• **Try it**:
When copying the data, keep every line exactly the same.

• **Provided data**:
====

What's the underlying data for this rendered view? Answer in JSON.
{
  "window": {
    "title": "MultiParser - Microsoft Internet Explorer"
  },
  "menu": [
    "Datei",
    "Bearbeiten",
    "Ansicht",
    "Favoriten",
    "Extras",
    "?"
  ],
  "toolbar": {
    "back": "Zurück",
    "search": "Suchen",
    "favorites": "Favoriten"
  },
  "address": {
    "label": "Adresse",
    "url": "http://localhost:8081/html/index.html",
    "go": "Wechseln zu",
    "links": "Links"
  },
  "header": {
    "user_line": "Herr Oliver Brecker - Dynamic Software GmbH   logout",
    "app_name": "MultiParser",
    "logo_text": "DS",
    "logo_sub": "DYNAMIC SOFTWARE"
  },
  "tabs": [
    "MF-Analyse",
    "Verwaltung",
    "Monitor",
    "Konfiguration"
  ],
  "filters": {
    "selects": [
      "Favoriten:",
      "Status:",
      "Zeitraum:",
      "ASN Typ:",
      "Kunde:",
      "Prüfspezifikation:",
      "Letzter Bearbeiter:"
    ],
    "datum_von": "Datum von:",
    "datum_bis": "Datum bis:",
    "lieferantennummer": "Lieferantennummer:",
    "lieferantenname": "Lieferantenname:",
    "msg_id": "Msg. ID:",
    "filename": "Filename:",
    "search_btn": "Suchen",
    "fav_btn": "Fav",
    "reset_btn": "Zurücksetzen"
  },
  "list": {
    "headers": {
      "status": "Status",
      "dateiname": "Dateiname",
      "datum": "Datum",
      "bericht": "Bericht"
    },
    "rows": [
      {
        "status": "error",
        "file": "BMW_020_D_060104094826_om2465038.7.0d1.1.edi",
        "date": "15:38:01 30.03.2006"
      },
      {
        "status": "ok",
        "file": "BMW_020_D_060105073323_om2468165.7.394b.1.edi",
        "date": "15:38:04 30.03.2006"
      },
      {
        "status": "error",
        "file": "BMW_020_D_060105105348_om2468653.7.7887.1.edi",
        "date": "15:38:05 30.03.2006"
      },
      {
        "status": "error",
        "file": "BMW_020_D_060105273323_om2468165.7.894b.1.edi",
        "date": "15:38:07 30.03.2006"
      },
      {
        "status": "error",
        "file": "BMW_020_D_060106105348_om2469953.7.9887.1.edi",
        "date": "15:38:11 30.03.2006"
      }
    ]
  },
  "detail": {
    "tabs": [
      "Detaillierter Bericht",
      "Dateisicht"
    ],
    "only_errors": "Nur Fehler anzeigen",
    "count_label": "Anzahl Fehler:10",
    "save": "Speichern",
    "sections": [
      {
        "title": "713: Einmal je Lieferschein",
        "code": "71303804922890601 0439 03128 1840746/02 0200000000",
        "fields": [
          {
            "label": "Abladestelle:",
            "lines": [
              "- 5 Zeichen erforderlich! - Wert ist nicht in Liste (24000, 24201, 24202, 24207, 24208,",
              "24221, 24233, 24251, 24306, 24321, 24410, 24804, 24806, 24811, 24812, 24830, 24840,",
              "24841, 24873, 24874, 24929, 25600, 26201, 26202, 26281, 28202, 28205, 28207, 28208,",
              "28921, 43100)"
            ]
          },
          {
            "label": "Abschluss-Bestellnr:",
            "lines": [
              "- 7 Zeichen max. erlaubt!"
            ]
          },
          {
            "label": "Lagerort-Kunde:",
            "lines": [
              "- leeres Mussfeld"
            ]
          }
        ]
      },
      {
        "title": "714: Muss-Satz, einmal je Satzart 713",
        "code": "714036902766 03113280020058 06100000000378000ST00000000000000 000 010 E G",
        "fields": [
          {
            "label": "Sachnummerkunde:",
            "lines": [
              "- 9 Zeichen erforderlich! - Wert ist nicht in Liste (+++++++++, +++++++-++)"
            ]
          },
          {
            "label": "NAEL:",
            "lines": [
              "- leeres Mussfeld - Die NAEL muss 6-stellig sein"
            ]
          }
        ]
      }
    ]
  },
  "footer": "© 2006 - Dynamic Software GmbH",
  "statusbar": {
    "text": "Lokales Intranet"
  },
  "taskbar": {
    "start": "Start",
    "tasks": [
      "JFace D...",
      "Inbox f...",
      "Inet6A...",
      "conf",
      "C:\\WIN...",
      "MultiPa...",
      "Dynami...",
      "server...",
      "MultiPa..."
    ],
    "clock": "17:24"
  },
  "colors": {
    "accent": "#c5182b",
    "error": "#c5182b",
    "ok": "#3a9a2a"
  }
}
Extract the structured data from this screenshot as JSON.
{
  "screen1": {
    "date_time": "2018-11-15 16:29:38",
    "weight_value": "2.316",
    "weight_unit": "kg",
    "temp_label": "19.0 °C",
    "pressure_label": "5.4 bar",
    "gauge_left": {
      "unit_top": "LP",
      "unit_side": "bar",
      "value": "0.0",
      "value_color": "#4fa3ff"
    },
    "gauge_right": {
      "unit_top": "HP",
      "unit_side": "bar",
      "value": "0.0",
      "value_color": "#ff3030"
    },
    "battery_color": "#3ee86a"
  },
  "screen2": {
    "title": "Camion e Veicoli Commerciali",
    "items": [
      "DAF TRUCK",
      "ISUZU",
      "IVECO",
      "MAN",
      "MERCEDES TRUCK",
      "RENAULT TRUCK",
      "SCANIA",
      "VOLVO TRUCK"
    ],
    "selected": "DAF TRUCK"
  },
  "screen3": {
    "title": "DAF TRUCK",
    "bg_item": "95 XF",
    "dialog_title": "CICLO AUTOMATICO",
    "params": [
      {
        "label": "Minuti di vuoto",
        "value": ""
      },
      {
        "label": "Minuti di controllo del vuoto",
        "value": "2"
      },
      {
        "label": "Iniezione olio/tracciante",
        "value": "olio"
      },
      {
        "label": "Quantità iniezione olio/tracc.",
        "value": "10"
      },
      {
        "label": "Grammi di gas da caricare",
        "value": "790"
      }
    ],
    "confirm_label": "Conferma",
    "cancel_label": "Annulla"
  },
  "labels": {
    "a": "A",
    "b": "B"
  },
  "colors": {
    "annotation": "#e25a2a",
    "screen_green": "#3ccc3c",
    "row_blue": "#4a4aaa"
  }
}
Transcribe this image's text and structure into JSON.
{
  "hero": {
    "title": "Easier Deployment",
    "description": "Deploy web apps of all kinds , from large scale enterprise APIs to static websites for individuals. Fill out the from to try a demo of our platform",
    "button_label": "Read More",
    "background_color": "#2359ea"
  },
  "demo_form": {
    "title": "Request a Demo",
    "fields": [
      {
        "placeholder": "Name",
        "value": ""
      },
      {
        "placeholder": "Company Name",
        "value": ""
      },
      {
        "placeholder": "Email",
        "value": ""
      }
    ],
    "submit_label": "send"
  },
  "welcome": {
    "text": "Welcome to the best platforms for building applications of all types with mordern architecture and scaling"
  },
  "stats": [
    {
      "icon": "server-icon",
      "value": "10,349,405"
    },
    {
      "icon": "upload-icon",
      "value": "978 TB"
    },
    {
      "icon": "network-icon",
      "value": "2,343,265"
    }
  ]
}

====

• **Exercise response**:
What's the underlying data for this rendered view? Answer in JSON.
{
  "window": {
    "title": "MultiParser - Microsoft Internet Explorer"
  },
  "menu": [
    "Datei",
    "Bearbeiten",
    "Ansicht",
    "Favoriten",
    "Extras",
    "?"
  ],
  "toolbar": {
    "back": "Zurück",
    "search": "Suchen",
    "favorites": "Favoriten"
  },
  "address": {
    "label": "Adresse",
    "url": "http://localhost:8081/html/index.html",
    "go": "Wechseln zu",
    "links": "Links"
  },
  "header": {
    "user_line": "Herr Oliver Brecker - Dynamic Software GmbH   logout",
    "app_name": "MultiParser",
    "logo_text": "DS",
    "logo_sub": "DYNAMIC SOFTWARE"
  },
  "tabs": [
    "MF-Analyse",
    "Verwaltung",
    "Monitor",
    "Konfiguration"
  ],
  "filters": {
    "selects": [
      "Favoriten:",
      "Status:",
      "Zeitraum:",
      "ASN Typ:",
      "Kunde:",
      "Prüfspezifikation:",
      "Letzter Bearbeiter:"
    ],
    "datum_von": "Datum von:",
    "datum_bis": "Datum bis:",
    "lieferantennummer": "Lieferantennummer:",
    "lieferantenname": "Lieferantenname:",
    "msg_id": "Msg. ID:",
    "filename": "Filename:",
    "search_btn": "Suchen",
    "fav_btn": "Fav",
    "reset_btn": "Zurücksetzen"
  },
  "list": {
    "headers": {
      "status": "Status",
      "dateiname": "Dateiname",
      "datum": "Datum",
      "bericht": "Bericht"
    },
    "rows": [
      {
        "status": "error",
        "file": "BMW_020_D_060104094826_om2465038.7.0d1.1.edi",
        "date": "15:38:01 30.03.2006"
      },
      {
        "status": "ok",
        "file": "BMW_020_D_060105073323_om2468165.7.394b.1.edi",
        "date": "15:38:04 30.03.2006"
      },
      {
        "status": "error",
        "file": "BMW_020_D_060105105348_om2468653.7.7887.1.edi",
        "date": "15:38:05 30.03.2006"
      },
      {
        "status": "error",
        "file": "BMW_020_D_060105273323_om2468165.7.894b.1.edi",
        "date": "15:38:07 30.03.2006"
      },
      {
        "status": "error",
        "file": "BMW_020_D_060106105348_om2469953.7.9887.1.edi",
        "date": "15:38:11 30.03.2006"
      }
    ]
  },
  "detail": {
    "tabs": [
      "Detaillierter Bericht",
      "Dateisicht"
    ],
    "only_errors": "Nur Fehler anzeigen",
    "count_label": "Anzahl Fehler:10",
    "save": "Speichern",
    "sections": [
      {
        "title": "713: Einmal je Lieferschein",
        "code": "71303804922890601 0439 03128 1840746/02 0200000000",
        "fields": [
          {
            "label": "Abladestelle:",
            "lines": [
              "- 5 Zeichen erforderlich! - Wert ist nicht in Liste (24000, 24201, 24202, 24207, 24208,",
              "24221, 24233, 24251, 24306, 24321, 24410, 24804, 24806, 24811, 24812, 24830, 24840,",
              "24841, 24873, 24874, 24929, 25600, 26201, 26202, 26281, 28202, 28205, 28207, 28208,",
              "28921, 43100)"
            ]
          },
          {
            "label": "Abschluss-Bestellnr:",
            "lines": [
              "- 7 Zeichen max. erlaubt!"
            ]
          },
          {
            "label": "Lagerort-Kunde:",
            "lines": [
              "- leeres Mussfeld"
            ]
          }
        ]
      },
      {
        "title": "714: Muss-Satz, einmal je Satzart 713",
        "code": "714036902766 03113280020058 06100000000378000ST00000000000000 000 010 E G",
        "fields": [
          {
            "label": "Sachnummerkunde:",
            "lines": [
              "- 9 Zeichen erforderlich! - Wert ist nicht in Liste (+++++++++, +++++++-++)"
            ]
          },
          {
            "label": "NAEL:",
            "lines": [
              "- leeres Mussfeld - Die NAEL muss 6-stellig sein"
            ]
          }
        ]
      }
    ]
  },
  "footer": "© 2006 - Dynamic Software GmbH",
  "statusbar": {
    "text": "Lokales Intranet"
  },
  "taskbar": {
    "start": "Start",
    "tasks": [
      "JFace D...",
      "Inbox f...",
      "Inet6A...",
      "conf",
      "C:\\WIN...",
      "MultiPa...",
      "Dynami...",
      "server...",
      "MultiPa..."
    ],
    "clock": "17:24"
  },
  "colors": {
    "accent": "#c5182b",
    "error": "#c5182b",
    "ok": "#3a9a2a"
  }
}
Extract the structured data from this screenshot as JSON.
{
  "screen1": {
    "date_time": "2018-11-15 16:29:38",
    "weight_value": "2.316",
    "weight_unit": "kg",
    "temp_label": "19.0 °C",
    "pressure_label": "5.4 bar",
    "gauge_left": {
      "unit_top": "LP",
      "unit_side": "bar",
      "value": "0.0",
      "value_color": "#4fa3ff"
    },
    "gauge_right": {
      "unit_top": "HP",
      "unit_side": "bar",
      "value": "0.0",
      "value_color": "#ff3030"
    },
    "battery_color": "#3ee86a"
  },
  "screen2": {
    "title": "Camion e Veicoli Commerciali",
    "items": [
      "DAF TRUCK",
      "ISUZU",
      "IVECO",
      "MAN",
      "MERCEDES TRUCK",
      "RENAULT TRUCK",
      "SCANIA",
      "VOLVO TRUCK"
    ],
    "selected": "DAF TRUCK"
  },
  "screen3": {
    "title": "DAF TRUCK",
    "bg_item": "95 XF",
    "dialog_title": "CICLO AUTOMATICO",
    "params": [
      {
        "label": "Minuti di vuoto",
        "value": ""
      },
      {
        "label": "Minuti di controllo del vuoto",
        "value": "2"
      },
      {
        "label": "Iniezione olio/tracciante",
        "value": "olio"
      },
      {
        "label": "Quantità iniezione olio/tracc.",
        "value": "10"
      },
      {
        "label": "Grammi di gas da caricare",
        "value": "790"
      }
    ],
    "confirm_label": "Conferma",
    "cancel_label": "Annulla"
  },
  "labels": {
    "a": "A",
    "b": "B"
  },
  "colors": {
    "annotation": "#e25a2a",
    "screen_green": "#3ccc3c",
    "row_blue": "#4a4aaa"
  }
}
Transcribe this image's text and structure into JSON.
{
  "hero": {
    "title": "Easier Deployment",
    "description": "Deploy web apps of all kinds , from large scale enterprise APIs to static websites for individuals. Fill out the from to try a demo of our platform",
    "button_label": "Read More",
    "background_color": "#2359ea"
  },
  "demo_form": {
    "title": "Request a Demo",
    "fields": [
      {
        "placeholder": "Name",
        "value": ""
      },
      {
        "placeholder": "Company Name",
        "value": ""
      },
      {
        "placeholder": "Email",
        "value": ""
      }
    ],
    "submit_label": "send"
  },
  "welcome": {
    "text": "Welcome to the best platforms for building applications of all types with mordern architecture and scaling"
  },
  "stats": [
    {
      "icon": "server-icon",
      "value": "10,349,405"
    },
    {
      "icon": "upload-icon",
      "value": "978 TB"
    },
    {
      "icon": "network-icon",
      "value": "2,343,265"
    }
  ]
}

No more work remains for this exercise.